Having just finished reading Jaron Lanier’s good-natured rant against those who fall into the trap of mistakenly believing and acting as if technology is human (You Are Not a Gadget: A Manifesto), I caught myself falling into the trap.
Because I have been successfully using Google Chat as a tool for conducting interviews for writing projects as well as for delivering just-in-time learning, I’ve come to rely on it—which in and of itself is not a bad practice. The ability to type questions and receive written responses in a way that immediately produces a complete and printable transcript of interviews is a great way to assure accuracy and avoid misunderstandings.
It’s when it first began to let me down—note the insidious way the words “let me down” so easily sneak into this discourse, as if Google Chat were a friend instead of a sophisticated gadget—that I first felt the sense of betrayal usually reserved for sentient beings: “Oh, Google Chat, how could you let me down?” (Actually, the question was much more expletive-laden when it popped into my head, but there’s no need to be overly graphic here and offend both of you who are reading this.)

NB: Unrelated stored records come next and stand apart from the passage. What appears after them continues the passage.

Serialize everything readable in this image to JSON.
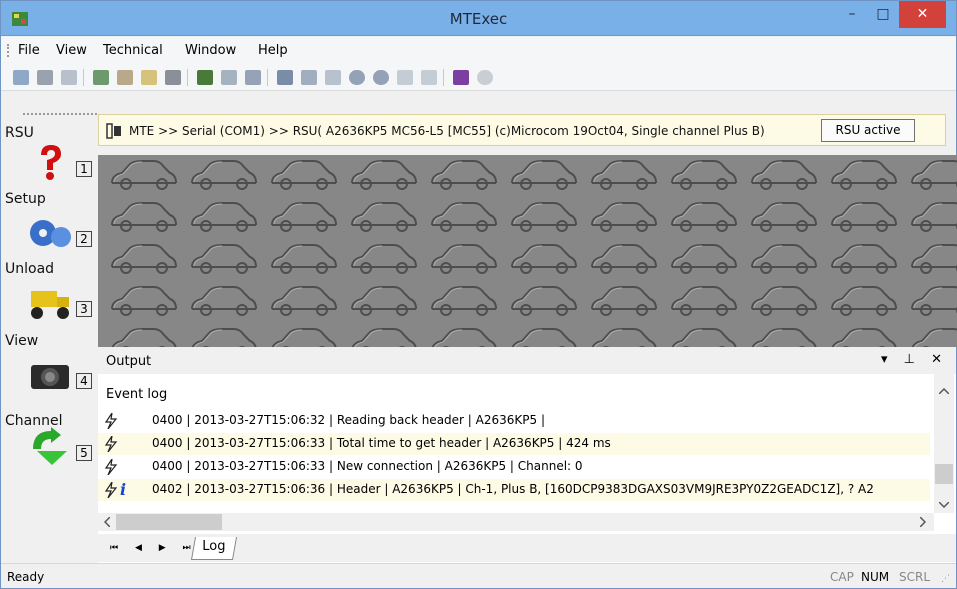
{
  "window": {
    "title": "MTExec",
    "minimize": "–",
    "maximize": "□",
    "close": "✕"
  },
  "menu": [
    {
      "label": "File"
    },
    {
      "label": "View"
    },
    {
      "label": "Technical"
    },
    {
      "label": "Window"
    },
    {
      "label": "Help"
    }
  ],
  "toolbar_icons": [
    "save-icon",
    "print-icon",
    "print-preview-icon",
    "tree-icon",
    "edit-icon",
    "open-folder-icon",
    "disk-icon",
    "notes-icon",
    "share-icon",
    "cloud-icon",
    "lookup-icon",
    "zoom-icon",
    "resize-icon",
    "back-icon",
    "forward-icon",
    "stop-icon",
    "refresh-icon",
    "book-icon",
    "help-icon"
  ],
  "sidebar": {
    "items": [
      {
        "label": "RSU",
        "num": "1",
        "icon": "question-icon"
      },
      {
        "label": "Setup",
        "num": "2",
        "icon": "gears-icon"
      },
      {
        "label": "Unload",
        "num": "3",
        "icon": "dump-truck-icon"
      },
      {
        "label": "View",
        "num": "4",
        "icon": "camera-icon"
      },
      {
        "label": "Channel",
        "num": "5",
        "icon": "green-arrow-icon"
      }
    ]
  },
  "connection": {
    "path": "MTE >> Serial (COM1) >> RSU( A2636KP5 MC56-L5 [MC55] (c)Microcom 19Oct04, Single channel Plus B)",
    "status_button": "RSU active"
  },
  "output": {
    "title": "Output",
    "controls": "▾ ⊥ ✕",
    "log_title": "Event log",
    "rows": [
      {
        "text": "0400 | 2013-03-27T15:06:32 | Reading back header | A2636KP5 |",
        "info": false,
        "highlight": false
      },
      {
        "text": "0400 | 2013-03-27T15:06:33 | Total time to get header | A2636KP5 | 424 ms",
        "info": false,
        "highlight": true
      },
      {
        "text": "0400 | 2013-03-27T15:06:33 | New connection | A2636KP5 | Channel: 0",
        "info": false,
        "highlight": false
      },
      {
        "text": "0402 | 2013-03-27T15:06:36 | Header | A2636KP5 | Ch-1, Plus B, [160DCP9383DGAXS03VM9JRE3PY0Z2GEADC1Z], ? A2",
        "info": true,
        "highlight": true
      }
    ],
    "tab_nav": "⏮ ◀ ▶ ⏭",
    "tab_label": "Log"
  },
  "status": {
    "text": "Ready",
    "indicators": [
      {
        "label": "CAP",
        "on": false
      },
      {
        "label": "NUM",
        "on": true
      },
      {
        "label": "SCRL",
        "on": false
      }
    ]
  },
  "colors": {
    "titlebar": "#7ab0e8",
    "close": "#d2413a",
    "background": "#878787",
    "highlight_row": "#fdfbe5"
  }
}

The problem began in the middle of an interview for the book Lori Reed and I are co-writing for ALA Editions. The colleague who was sitting across the country from me and responding to my typed questions seemed to be taking longer than usual to respond. After several moments of silence, I shifted my attention to an incoming call—which was, of course, from the interviewee to determine whether I had seen a response he had sent moments earlier. Realizing that our online conversation in the live chat box was showing up less than complete, we stayed on the phone as we attempted to continue, and soon realized that the onscreen version wasn’t conveying everything that was being stored in the transcript in our Gmail accounts. Relieved that we weren’t losing anything, but puzzled by the anomaly, we finished as quickly as we could, assumed that we had somehow angered the tech gods (clearly lower case deities), and soon went our separate ways. (An aside, out of fairness to Google Chat—see, there I go again, anthropomorphizing the tech tool; Lanier would be laughing at my plight if he could see me now—I should admit that the technology of fountain pens has failed me in the writing of the first draft of this piece; my pen just ran out of ink, forcing me to resort to the back-up technology of having a second fountain pen in hand. Let’s chalk it up to user error since I’m the one who forgot to refill the ink cartridge this morning, and return to the point of my own Lanierian rant.)

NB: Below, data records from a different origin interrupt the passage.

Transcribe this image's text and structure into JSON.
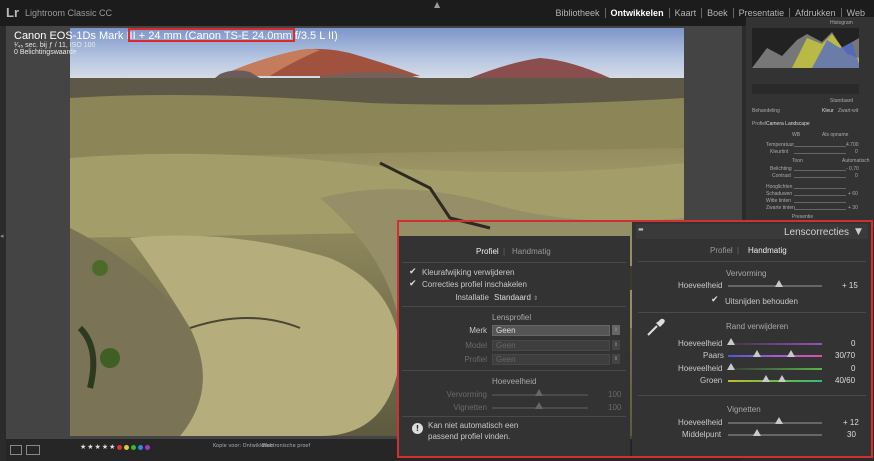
{
  "app": {
    "logo": "Lr",
    "name": "Lightroom Classic CC",
    "collapse_arrow": "▲"
  },
  "modules": [
    {
      "label": "Bibliotheek",
      "active": false
    },
    {
      "label": "Ontwikkelen",
      "active": true
    },
    {
      "label": "Kaart",
      "active": false
    },
    {
      "label": "Boek",
      "active": false
    },
    {
      "label": "Presentatie",
      "active": false
    },
    {
      "label": "Afdrukken",
      "active": false
    },
    {
      "label": "Web",
      "active": false
    }
  ],
  "photo_info": {
    "camera": "Canon EOS-1Ds Mark III",
    "separator": "+",
    "lens": "24 mm (Canon TS-E 24.0mm f/3.5 L II)",
    "exposure": "¹⁄₄₅ sec. bij ƒ / 11, ISO 100",
    "exposure_value": "0 Belichtingswaarde"
  },
  "toolbar": {
    "stars": "★★★★★",
    "before_after": "Kopie voor: Ontwikkelen",
    "soft_proof": "Elektronische proef"
  },
  "right_panel": {
    "histogram": "Histogram",
    "standard": "Standaard",
    "treatment": "Behandeling",
    "color": "Kleur",
    "bw": "Zwart-wit",
    "profile_label": "Profiel",
    "profile_value": "Camera Landscape",
    "wb": "WB",
    "as_shot": "Als opname",
    "temp": "Temperatuur",
    "tint": "Kleurtint",
    "tone": "Toon",
    "auto": "Automatisch",
    "exposure": "Belichting",
    "contrast": "Contrast",
    "highlights": "Hooglichten",
    "shadows": "Schaduwen",
    "whites": "Witte tinten",
    "blacks": "Zwarte tinten",
    "presence": "Presentie",
    "values": [
      "4.700",
      "0",
      "- 0,70",
      "0",
      "+ 60",
      "+ 30"
    ]
  },
  "lens_left": {
    "tabs": {
      "profile": "Profiel",
      "manual": "Handmatig"
    },
    "chromatic": "Kleurafwijking verwijderen",
    "enable_profile": "Correcties profiel inschakelen",
    "setup_label": "Installatie",
    "setup_value": "Standaard",
    "lens_profile_title": "Lensprofiel",
    "make_label": "Merk",
    "make_value": "Geen",
    "model_label": "Model",
    "model_value": "Geen",
    "profile_label": "Profiel",
    "profile_value": "Geen",
    "amount_title": "Hoeveelheid",
    "distortion_label": "Vervorming",
    "distortion_value": "100",
    "vignetting_label": "Vignetten",
    "vignetting_value": "100",
    "warning_icon": "!",
    "warning_text_1": "Kan niet automatisch een",
    "warning_text_2": "passend profiel vinden."
  },
  "lens_right": {
    "title": "Lenscorrecties",
    "collapse": "▼",
    "tabs": {
      "profile": "Profiel",
      "manual": "Handmatig"
    },
    "distortion_title": "Vervorming",
    "distortion_amount_label": "Hoeveelheid",
    "distortion_amount": "+ 15",
    "constrain_crop": "Uitsnijden behouden",
    "defringe_title": "Rand verwijderen",
    "purple_amount_label": "Hoeveelheid",
    "purple_amount": "0",
    "purple_hue_label": "Paars",
    "purple_hue": "30/70",
    "green_amount_label": "Hoeveelheid",
    "green_amount": "0",
    "green_hue_label": "Groen",
    "green_hue": "40/60",
    "vignetting_title": "Vignetten",
    "vig_amount_label": "Hoeveelheid",
    "vig_amount": "+ 12",
    "midpoint_label": "Middelpunt",
    "midpoint": "30"
  }
}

Returning to Google Chat a few days later for an interview with a different colleague, I warned the interviewee that we might need to use our (old technology) phones as a back-up if the earlier problem repeated itself. Which, of course, it did. With a vengeance. About 30 minutes after we began, some of our transmissions stopped appearing in the live chat box, but continued to appear in the chat history. Then delays started occurring in the postings to the chat history—just a moment or two, but enough to be annoyingly disruptive. Then the chat history stopped picking up lines in no discernable pattern, but the live chat box retrieved some of what was missing from the transcript. If we hadn’t been laughing so much at our own plight, we probably would have wept. But we persevered by seeking the creative solution of combining the live chat, the incomplete transcript, and the phone conversation, and were lucky to eventually end up with the complete transcript we both needed.
This is where Lanier’s could have served as a voice of reason and good counsel if I had already been reading his book. I began turning to what he variously refers to as “the hive”—that faceless group of online collaborators whom we sometimes mistake for a single online intelligent entity rather than a loosely knit group of individuals contributing to an ongoing conversation—or “cybernetic totalists,” or, more humanely, “the tribe.” I posted a brief description of the glitch and sought advice from others in a couple of very active discussion groups, but received no response. The hive, apparently, was asleep. I then tried to reach Google representatives online, and still had no success.
Turning to Yahoo! Messenger as an alternative, I at least was able to determine that my (non-sentient) computer was not preventing me from using any form of online chat as a way to continue my interviews. But I still haven’t completely resolved the problems Google Chat is causing. And I know Google Chat is not an enemy. Nor is it a friend. It just is. And I, apparently, am not a gadget. But I am a writer in search of solutions for the problems that the gadgets in my life present.
Now, back to the draft of that book in progress. With our without the gadgets.